Employers, however, retain the power to request that a court dismiss a case if they alert a court in a timely manner that the plaintiff did not inform the EEOC. An employer that waits too long to raise the issue could miss the chance to have a case dismissed for failure to take the problem to the EEOC.
Title VII is a federal law designed to protect employees from discrimination due to their national origin, religion, sex, color or race. When Justice Ruth Bader Ginsburg wrote the Court's opinion, she explained that the requirement within Title VII was not jurisdictional over the court system.

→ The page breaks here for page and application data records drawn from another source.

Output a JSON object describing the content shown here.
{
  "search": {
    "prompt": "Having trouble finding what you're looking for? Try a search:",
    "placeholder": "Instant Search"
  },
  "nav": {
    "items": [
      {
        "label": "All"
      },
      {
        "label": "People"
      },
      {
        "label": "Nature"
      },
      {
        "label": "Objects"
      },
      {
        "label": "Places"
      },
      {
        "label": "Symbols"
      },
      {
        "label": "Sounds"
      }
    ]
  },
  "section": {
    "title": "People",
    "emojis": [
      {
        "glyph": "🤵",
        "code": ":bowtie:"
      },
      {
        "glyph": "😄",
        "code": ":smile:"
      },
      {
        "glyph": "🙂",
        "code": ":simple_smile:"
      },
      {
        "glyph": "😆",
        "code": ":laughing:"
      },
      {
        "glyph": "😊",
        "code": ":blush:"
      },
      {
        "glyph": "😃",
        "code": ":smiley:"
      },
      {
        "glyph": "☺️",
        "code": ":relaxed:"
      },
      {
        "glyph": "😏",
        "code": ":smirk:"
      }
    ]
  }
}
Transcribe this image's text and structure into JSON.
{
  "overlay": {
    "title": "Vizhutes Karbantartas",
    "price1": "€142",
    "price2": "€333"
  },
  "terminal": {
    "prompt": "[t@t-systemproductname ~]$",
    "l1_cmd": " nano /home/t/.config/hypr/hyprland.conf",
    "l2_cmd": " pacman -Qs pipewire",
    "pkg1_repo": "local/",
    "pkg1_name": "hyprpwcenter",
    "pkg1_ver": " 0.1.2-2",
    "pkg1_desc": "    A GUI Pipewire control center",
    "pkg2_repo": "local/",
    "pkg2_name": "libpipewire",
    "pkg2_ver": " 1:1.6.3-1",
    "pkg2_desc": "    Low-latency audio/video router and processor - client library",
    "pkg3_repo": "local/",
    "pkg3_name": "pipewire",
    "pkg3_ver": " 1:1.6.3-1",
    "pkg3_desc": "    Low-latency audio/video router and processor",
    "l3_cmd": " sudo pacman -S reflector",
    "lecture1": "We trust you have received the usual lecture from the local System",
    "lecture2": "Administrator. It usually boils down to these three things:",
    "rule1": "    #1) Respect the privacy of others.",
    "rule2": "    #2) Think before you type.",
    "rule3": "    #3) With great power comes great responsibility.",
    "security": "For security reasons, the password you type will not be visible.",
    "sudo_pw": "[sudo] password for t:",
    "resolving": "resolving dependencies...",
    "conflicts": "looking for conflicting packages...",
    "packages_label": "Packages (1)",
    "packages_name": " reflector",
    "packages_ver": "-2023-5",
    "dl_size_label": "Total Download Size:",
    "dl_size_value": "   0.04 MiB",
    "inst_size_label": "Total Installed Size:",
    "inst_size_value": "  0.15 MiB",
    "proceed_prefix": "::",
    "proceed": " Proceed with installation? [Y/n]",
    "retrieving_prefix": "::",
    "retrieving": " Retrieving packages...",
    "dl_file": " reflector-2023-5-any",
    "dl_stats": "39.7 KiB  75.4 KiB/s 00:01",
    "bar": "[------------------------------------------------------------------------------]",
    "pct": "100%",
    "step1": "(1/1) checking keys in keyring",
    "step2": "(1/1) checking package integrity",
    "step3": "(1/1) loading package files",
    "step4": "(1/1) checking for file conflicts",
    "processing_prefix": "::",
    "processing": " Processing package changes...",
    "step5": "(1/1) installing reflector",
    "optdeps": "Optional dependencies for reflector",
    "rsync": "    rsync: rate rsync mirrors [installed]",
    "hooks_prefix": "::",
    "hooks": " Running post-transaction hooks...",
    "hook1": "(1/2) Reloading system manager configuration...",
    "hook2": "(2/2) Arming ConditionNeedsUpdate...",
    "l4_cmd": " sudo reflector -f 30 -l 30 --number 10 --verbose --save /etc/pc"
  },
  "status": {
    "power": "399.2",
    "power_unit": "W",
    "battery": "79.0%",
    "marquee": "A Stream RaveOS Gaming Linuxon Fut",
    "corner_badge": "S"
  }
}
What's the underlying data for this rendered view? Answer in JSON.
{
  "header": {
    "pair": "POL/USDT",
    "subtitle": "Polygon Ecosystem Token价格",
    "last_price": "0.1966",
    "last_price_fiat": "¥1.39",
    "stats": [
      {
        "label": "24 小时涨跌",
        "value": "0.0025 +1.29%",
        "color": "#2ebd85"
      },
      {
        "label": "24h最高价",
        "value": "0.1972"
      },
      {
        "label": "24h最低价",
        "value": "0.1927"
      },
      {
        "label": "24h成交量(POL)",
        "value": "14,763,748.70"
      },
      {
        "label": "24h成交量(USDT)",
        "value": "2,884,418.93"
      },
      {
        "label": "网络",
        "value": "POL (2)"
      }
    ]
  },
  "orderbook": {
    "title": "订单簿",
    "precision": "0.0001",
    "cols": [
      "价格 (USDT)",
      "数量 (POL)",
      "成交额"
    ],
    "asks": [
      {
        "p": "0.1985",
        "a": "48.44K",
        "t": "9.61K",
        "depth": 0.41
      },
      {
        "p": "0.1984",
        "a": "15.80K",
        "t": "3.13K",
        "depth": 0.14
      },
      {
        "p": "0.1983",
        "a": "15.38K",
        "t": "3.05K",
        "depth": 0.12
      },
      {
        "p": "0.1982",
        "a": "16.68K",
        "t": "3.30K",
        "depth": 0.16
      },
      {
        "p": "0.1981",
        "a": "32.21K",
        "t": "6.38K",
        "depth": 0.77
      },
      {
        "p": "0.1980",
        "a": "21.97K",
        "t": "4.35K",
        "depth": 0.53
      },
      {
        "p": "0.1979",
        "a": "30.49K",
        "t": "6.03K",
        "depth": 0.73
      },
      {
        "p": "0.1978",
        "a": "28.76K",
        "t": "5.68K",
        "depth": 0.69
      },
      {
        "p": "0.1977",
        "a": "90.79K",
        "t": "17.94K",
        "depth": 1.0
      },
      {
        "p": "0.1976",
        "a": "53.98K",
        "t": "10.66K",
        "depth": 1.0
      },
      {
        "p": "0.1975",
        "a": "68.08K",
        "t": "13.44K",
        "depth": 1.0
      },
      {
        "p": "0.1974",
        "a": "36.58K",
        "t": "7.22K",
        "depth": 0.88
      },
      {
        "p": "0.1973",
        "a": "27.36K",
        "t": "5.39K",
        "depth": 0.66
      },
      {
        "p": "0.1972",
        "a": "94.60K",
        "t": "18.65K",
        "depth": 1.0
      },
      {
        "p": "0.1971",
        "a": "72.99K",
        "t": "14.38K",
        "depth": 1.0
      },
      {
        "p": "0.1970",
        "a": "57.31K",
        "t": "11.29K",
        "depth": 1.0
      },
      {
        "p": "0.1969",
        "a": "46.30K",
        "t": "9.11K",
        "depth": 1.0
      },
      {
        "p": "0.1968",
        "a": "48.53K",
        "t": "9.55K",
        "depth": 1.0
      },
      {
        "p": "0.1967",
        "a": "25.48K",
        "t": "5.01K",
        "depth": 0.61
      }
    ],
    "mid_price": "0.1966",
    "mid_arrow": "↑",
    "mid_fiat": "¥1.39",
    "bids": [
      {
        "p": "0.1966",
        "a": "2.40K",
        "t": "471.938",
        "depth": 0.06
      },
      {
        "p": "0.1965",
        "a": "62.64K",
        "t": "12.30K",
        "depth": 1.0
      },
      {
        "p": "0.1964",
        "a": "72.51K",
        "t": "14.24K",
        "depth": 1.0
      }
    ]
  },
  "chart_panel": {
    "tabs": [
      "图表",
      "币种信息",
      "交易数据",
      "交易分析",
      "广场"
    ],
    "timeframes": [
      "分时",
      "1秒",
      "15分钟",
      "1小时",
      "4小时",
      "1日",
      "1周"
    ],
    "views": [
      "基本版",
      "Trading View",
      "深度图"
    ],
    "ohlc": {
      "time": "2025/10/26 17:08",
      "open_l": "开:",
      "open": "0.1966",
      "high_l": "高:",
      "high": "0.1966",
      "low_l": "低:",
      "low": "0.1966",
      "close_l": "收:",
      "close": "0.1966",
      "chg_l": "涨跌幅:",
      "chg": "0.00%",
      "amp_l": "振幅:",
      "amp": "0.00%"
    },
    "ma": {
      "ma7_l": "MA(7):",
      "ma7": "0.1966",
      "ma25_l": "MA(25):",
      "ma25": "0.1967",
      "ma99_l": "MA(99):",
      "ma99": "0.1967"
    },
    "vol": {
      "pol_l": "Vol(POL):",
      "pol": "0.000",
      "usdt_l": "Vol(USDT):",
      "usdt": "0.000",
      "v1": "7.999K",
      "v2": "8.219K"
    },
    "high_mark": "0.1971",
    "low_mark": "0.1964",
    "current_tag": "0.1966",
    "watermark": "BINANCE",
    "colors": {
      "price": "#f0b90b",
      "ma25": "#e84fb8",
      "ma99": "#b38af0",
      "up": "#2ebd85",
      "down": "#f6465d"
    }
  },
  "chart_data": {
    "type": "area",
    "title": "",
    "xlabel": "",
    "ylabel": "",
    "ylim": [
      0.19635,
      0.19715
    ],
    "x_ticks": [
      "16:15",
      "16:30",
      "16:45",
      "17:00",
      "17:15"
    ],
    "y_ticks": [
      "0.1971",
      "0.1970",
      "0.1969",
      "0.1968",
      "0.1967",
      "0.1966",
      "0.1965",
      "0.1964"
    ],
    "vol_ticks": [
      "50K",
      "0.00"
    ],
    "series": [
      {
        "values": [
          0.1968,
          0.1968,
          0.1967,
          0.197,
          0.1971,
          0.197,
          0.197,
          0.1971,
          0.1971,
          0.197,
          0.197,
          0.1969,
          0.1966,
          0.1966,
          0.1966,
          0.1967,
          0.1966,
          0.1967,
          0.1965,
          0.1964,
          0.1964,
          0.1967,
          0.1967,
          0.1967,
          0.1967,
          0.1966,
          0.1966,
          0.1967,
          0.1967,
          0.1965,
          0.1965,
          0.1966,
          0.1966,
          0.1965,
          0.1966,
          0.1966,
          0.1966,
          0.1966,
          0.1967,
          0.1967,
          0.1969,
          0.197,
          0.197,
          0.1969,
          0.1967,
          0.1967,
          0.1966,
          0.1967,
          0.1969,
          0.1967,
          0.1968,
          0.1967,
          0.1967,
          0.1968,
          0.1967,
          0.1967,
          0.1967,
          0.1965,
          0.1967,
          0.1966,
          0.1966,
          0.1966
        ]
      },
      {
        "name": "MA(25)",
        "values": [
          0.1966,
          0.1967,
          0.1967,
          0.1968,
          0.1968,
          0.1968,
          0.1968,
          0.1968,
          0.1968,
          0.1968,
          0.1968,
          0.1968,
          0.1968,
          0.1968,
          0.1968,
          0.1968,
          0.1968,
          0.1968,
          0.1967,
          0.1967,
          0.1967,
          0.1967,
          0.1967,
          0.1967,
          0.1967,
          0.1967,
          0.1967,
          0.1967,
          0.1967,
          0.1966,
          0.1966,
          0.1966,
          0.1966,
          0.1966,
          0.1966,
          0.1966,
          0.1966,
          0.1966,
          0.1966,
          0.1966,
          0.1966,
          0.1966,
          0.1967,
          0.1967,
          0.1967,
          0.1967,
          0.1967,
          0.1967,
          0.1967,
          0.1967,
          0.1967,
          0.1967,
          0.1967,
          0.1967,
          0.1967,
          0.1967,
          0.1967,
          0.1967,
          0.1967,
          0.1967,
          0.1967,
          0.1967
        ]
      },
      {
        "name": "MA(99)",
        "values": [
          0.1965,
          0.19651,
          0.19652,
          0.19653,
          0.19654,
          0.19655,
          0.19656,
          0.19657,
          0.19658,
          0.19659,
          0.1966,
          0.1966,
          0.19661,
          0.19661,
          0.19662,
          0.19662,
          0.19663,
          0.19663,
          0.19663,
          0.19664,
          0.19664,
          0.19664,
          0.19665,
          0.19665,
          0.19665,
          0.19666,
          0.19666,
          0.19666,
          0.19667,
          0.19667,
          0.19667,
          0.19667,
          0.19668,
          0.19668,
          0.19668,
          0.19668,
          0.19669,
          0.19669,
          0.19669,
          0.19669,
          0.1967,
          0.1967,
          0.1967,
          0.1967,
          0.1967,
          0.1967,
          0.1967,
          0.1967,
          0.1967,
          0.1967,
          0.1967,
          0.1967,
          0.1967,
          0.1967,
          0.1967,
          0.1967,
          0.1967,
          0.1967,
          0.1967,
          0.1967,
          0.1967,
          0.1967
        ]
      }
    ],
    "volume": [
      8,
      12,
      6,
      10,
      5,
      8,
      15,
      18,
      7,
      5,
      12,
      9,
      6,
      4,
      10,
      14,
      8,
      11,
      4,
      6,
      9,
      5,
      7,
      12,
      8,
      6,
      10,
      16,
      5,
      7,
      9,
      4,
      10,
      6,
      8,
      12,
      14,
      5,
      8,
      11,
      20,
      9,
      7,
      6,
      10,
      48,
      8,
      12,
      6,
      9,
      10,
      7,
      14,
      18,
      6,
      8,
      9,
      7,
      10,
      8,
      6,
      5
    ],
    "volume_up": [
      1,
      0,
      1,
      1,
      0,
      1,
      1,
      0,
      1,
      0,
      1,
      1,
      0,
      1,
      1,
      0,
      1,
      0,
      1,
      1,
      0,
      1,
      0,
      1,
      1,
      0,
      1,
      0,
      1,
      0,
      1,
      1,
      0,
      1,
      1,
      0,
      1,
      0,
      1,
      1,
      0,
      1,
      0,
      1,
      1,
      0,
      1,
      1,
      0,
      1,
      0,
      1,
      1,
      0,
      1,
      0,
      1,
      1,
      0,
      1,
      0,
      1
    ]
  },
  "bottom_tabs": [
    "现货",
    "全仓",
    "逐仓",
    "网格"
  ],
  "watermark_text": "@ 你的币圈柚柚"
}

Although the high court delivered a somewhat positive decision for people suffering from discrimination at work, a person affected by mistreatment on the job still needs to navigate complex employment laws to make a complaint. Boca Raton, Florida, workplace racial discrimination legal assistance may support a person's efforts to document unfair treatment and workplace practices to build a case. An attorney might manage complaints to a state-level agency or prepare a lawsuit to hold an employer responsible for discriminatory pay, missed promotion opportunities or a hostile work environment.Source: National Law Review, "High Court Allows Employees To Charge Ahead", June 19, 2019